> _DESCRIPTION OF THE TASK_:
The data below should be duplicated in full, unchanged.

> _RECORD EXCERPTS_:
------------------------------------------------------------

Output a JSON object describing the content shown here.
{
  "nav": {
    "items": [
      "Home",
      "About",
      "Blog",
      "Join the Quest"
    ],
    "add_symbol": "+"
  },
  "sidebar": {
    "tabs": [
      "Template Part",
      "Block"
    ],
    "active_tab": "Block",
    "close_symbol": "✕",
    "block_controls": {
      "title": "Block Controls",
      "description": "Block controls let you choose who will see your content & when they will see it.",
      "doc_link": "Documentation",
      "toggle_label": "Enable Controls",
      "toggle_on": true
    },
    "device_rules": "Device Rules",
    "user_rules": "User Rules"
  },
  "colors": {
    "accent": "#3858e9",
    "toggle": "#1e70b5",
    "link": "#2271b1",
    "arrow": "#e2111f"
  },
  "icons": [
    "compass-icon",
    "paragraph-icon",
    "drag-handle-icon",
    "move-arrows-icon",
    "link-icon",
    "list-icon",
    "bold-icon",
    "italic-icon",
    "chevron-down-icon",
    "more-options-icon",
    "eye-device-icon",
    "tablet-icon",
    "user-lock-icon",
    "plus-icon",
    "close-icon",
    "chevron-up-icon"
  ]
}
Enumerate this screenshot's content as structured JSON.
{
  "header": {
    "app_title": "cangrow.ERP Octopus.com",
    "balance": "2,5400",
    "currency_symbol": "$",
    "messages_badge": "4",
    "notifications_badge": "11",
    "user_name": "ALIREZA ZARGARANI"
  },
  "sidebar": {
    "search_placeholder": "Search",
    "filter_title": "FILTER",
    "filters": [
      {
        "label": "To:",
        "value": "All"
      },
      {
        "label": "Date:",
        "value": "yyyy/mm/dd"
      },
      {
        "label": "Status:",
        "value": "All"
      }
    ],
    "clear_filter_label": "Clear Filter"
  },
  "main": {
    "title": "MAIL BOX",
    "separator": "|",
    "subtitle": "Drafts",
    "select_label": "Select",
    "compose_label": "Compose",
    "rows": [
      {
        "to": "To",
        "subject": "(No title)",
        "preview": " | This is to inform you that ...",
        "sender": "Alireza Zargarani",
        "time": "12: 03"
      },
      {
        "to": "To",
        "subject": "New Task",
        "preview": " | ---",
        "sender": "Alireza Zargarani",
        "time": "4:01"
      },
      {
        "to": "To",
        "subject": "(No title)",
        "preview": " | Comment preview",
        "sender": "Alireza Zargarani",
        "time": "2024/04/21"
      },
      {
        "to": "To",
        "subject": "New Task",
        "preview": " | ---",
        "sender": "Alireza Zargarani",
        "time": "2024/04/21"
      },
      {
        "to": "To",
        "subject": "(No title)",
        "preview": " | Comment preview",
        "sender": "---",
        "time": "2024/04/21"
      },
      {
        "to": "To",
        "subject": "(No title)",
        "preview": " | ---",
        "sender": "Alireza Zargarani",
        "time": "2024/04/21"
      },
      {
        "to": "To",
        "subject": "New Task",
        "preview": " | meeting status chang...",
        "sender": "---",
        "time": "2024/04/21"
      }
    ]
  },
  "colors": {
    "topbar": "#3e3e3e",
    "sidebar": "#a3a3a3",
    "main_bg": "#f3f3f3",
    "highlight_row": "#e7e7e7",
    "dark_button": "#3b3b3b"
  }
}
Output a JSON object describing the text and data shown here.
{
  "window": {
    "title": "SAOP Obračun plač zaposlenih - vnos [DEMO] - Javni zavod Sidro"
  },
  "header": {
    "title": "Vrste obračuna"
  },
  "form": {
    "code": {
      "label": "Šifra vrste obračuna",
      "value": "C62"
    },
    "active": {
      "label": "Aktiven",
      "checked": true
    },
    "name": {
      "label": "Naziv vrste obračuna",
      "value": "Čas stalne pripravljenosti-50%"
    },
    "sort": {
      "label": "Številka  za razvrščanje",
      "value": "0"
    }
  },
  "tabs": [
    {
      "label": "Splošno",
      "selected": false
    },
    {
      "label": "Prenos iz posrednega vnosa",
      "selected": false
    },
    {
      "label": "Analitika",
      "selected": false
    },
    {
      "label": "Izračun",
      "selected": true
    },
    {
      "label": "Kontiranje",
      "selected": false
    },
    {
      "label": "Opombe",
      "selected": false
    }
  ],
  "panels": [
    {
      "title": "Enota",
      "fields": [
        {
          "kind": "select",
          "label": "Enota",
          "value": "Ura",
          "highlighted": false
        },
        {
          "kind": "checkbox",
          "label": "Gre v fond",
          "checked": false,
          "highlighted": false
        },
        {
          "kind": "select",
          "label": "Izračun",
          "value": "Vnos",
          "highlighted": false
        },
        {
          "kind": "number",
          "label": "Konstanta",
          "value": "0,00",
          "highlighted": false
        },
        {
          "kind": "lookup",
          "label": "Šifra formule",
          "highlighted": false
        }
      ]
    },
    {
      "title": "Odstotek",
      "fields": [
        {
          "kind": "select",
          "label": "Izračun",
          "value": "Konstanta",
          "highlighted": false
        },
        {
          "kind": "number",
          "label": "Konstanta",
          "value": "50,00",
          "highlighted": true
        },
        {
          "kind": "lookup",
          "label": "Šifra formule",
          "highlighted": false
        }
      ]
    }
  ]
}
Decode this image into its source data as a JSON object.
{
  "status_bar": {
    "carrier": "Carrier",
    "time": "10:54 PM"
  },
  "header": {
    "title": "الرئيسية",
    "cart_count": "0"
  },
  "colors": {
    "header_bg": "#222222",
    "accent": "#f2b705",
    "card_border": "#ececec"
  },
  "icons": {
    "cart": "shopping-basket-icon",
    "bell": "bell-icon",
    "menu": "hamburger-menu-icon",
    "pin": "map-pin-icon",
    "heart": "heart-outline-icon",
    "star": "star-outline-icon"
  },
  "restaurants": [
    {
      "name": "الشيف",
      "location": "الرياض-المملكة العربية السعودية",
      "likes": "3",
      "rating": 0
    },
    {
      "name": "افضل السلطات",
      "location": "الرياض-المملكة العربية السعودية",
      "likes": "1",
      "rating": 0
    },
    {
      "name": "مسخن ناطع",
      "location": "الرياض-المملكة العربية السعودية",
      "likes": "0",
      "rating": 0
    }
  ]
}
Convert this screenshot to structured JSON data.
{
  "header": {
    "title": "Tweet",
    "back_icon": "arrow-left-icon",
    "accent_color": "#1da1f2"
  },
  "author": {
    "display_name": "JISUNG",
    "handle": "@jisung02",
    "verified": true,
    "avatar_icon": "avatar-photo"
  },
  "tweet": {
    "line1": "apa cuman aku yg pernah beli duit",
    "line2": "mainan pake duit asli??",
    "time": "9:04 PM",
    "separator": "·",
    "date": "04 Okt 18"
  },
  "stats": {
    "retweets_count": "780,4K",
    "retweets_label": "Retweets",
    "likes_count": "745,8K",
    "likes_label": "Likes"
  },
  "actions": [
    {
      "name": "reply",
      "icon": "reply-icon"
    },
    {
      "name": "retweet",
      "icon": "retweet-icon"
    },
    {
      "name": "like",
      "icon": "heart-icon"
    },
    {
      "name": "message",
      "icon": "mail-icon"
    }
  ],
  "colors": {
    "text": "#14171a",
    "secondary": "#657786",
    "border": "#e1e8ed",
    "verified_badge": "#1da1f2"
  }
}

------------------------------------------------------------

> _REPLY_:
Output a JSON object describing the content shown here.
{
  "nav": {
    "items": [
      "Home",
      "About",
      "Blog",
      "Join the Quest"
    ],
    "add_symbol": "+"
  },
  "sidebar": {
    "tabs": [
      "Template Part",
      "Block"
    ],
    "active_tab": "Block",
    "close_symbol": "✕",
    "block_controls": {
      "title": "Block Controls",
      "description": "Block controls let you choose who will see your content & when they will see it.",
      "doc_link": "Documentation",
      "toggle_label": "Enable Controls",
      "toggle_on": true
    },
    "device_rules": "Device Rules",
    "user_rules": "User Rules"
  },
  "colors": {
    "accent": "#3858e9",
    "toggle": "#1e70b5",
    "link": "#2271b1",
    "arrow": "#e2111f"
  },
  "icons": [
    "compass-icon",
    "paragraph-icon",
    "drag-handle-icon",
    "move-arrows-icon",
    "link-icon",
    "list-icon",
    "bold-icon",
    "italic-icon",
    "chevron-down-icon",
    "more-options-icon",
    "eye-device-icon",
    "tablet-icon",
    "user-lock-icon",
    "plus-icon",
    "close-icon",
    "chevron-up-icon"
  ]
}
Enumerate this screenshot's content as structured JSON.
{
  "header": {
    "app_title": "cangrow.ERP Octopus.com",
    "balance": "2,5400",
    "currency_symbol": "$",
    "messages_badge": "4",
    "notifications_badge": "11",
    "user_name": "ALIREZA ZARGARANI"
  },
  "sidebar": {
    "search_placeholder": "Search",
    "filter_title": "FILTER",
    "filters": [
      {
        "label": "To:",
        "value": "All"
      },
      {
        "label": "Date:",
        "value": "yyyy/mm/dd"
      },
      {
        "label": "Status:",
        "value": "All"
      }
    ],
    "clear_filter_label": "Clear Filter"
  },
  "main": {
    "title": "MAIL BOX",
    "separator": "|",
    "subtitle": "Drafts",
    "select_label": "Select",
    "compose_label": "Compose",
    "rows": [
      {
        "to": "To",
        "subject": "(No title)",
        "preview": " | This is to inform you that ...",
        "sender": "Alireza Zargarani",
        "time": "12: 03"
      },
      {
        "to": "To",
        "subject": "New Task",
        "preview": " | ---",
        "sender": "Alireza Zargarani",
        "time": "4:01"
      },
      {
        "to": "To",
        "subject": "(No title)",
        "preview": " | Comment preview",
        "sender": "Alireza Zargarani",
        "time": "2024/04/21"
      },
      {
        "to": "To",
        "subject": "New Task",
        "preview": " | ---",
        "sender": "Alireza Zargarani",
        "time": "2024/04/21"
      },
      {
        "to": "To",
        "subject": "(No title)",
        "preview": " | Comment preview",
        "sender": "---",
        "time": "2024/04/21"
      },
      {
        "to": "To",
        "subject": "(No title)",
        "preview": " | ---",
        "sender": "Alireza Zargarani",
        "time": "2024/04/21"
      },
      {
        "to": "To",
        "subject": "New Task",
        "preview": " | meeting status chang...",
        "sender": "---",
        "time": "2024/04/21"
      }
    ]
  },
  "colors": {
    "topbar": "#3e3e3e",
    "sidebar": "#a3a3a3",
    "main_bg": "#f3f3f3",
    "highlight_row": "#e7e7e7",
    "dark_button": "#3b3b3b"
  }
}
Output a JSON object describing the text and data shown here.
{
  "window": {
    "title": "SAOP Obračun plač zaposlenih - vnos [DEMO] - Javni zavod Sidro"
  },
  "header": {
    "title": "Vrste obračuna"
  },
  "form": {
    "code": {
      "label": "Šifra vrste obračuna",
      "value": "C62"
    },
    "active": {
      "label": "Aktiven",
      "checked": true
    },
    "name": {
      "label": "Naziv vrste obračuna",
      "value": "Čas stalne pripravljenosti-50%"
    },
    "sort": {
      "label": "Številka  za razvrščanje",
      "value": "0"
    }
  },
  "tabs": [
    {
      "label": "Splošno",
      "selected": false
    },
    {
      "label": "Prenos iz posrednega vnosa",
      "selected": false
    },
    {
      "label": "Analitika",
      "selected": false
    },
    {
      "label": "Izračun",
      "selected": true
    },
    {
      "label": "Kontiranje",
      "selected": false
    },
    {
      "label": "Opombe",
      "selected": false
    }
  ],
  "panels": [
    {
      "title": "Enota",
      "fields": [
        {
          "kind": "select",
          "label": "Enota",
          "value": "Ura",
          "highlighted": false
        },
        {
          "kind": "checkbox",
          "label": "Gre v fond",
          "checked": false,
          "highlighted": false
        },
        {
          "kind": "select",
          "label": "Izračun",
          "value": "Vnos",
          "highlighted": false
        },
        {
          "kind": "number",
          "label": "Konstanta",
          "value": "0,00",
          "highlighted": false
        },
        {
          "kind": "lookup",
          "label": "Šifra formule",
          "highlighted": false
        }
      ]
    },
    {
      "title": "Odstotek",
      "fields": [
        {
          "kind": "select",
          "label": "Izračun",
          "value": "Konstanta",
          "highlighted": false
        },
        {
          "kind": "number",
          "label": "Konstanta",
          "value": "50,00",
          "highlighted": true
        },
        {
          "kind": "lookup",
          "label": "Šifra formule",
          "highlighted": false
        }
      ]
    }
  ]
}
Decode this image into its source data as a JSON object.
{
  "status_bar": {
    "carrier": "Carrier",
    "time": "10:54 PM"
  },
  "header": {
    "title": "الرئيسية",
    "cart_count": "0"
  },
  "colors": {
    "header_bg": "#222222",
    "accent": "#f2b705",
    "card_border": "#ececec"
  },
  "icons": {
    "cart": "shopping-basket-icon",
    "bell": "bell-icon",
    "menu": "hamburger-menu-icon",
    "pin": "map-pin-icon",
    "heart": "heart-outline-icon",
    "star": "star-outline-icon"
  },
  "restaurants": [
    {
      "name": "الشيف",
      "location": "الرياض-المملكة العربية السعودية",
      "likes": "3",
      "rating": 0
    },
    {
      "name": "افضل السلطات",
      "location": "الرياض-المملكة العربية السعودية",
      "likes": "1",
      "rating": 0
    },
    {
      "name": "مسخن ناطع",
      "location": "الرياض-المملكة العربية السعودية",
      "likes": "0",
      "rating": 0
    }
  ]
}
Convert this screenshot to structured JSON data.
{
  "header": {
    "title": "Tweet",
    "back_icon": "arrow-left-icon",
    "accent_color": "#1da1f2"
  },
  "author": {
    "display_name": "JISUNG",
    "handle": "@jisung02",
    "verified": true,
    "avatar_icon": "avatar-photo"
  },
  "tweet": {
    "line1": "apa cuman aku yg pernah beli duit",
    "line2": "mainan pake duit asli??",
    "time": "9:04 PM",
    "separator": "·",
    "date": "04 Okt 18"
  },
  "stats": {
    "retweets_count": "780,4K",
    "retweets_label": "Retweets",
    "likes_count": "745,8K",
    "likes_label": "Likes"
  },
  "actions": [
    {
      "name": "reply",
      "icon": "reply-icon"
    },
    {
      "name": "retweet",
      "icon": "retweet-icon"
    },
    {
      "name": "like",
      "icon": "heart-icon"
    },
    {
      "name": "message",
      "icon": "mail-icon"
    }
  ],
  "colors": {
    "text": "#14171a",
    "secondary": "#657786",
    "border": "#e1e8ed",
    "verified_badge": "#1da1f2"
  }
}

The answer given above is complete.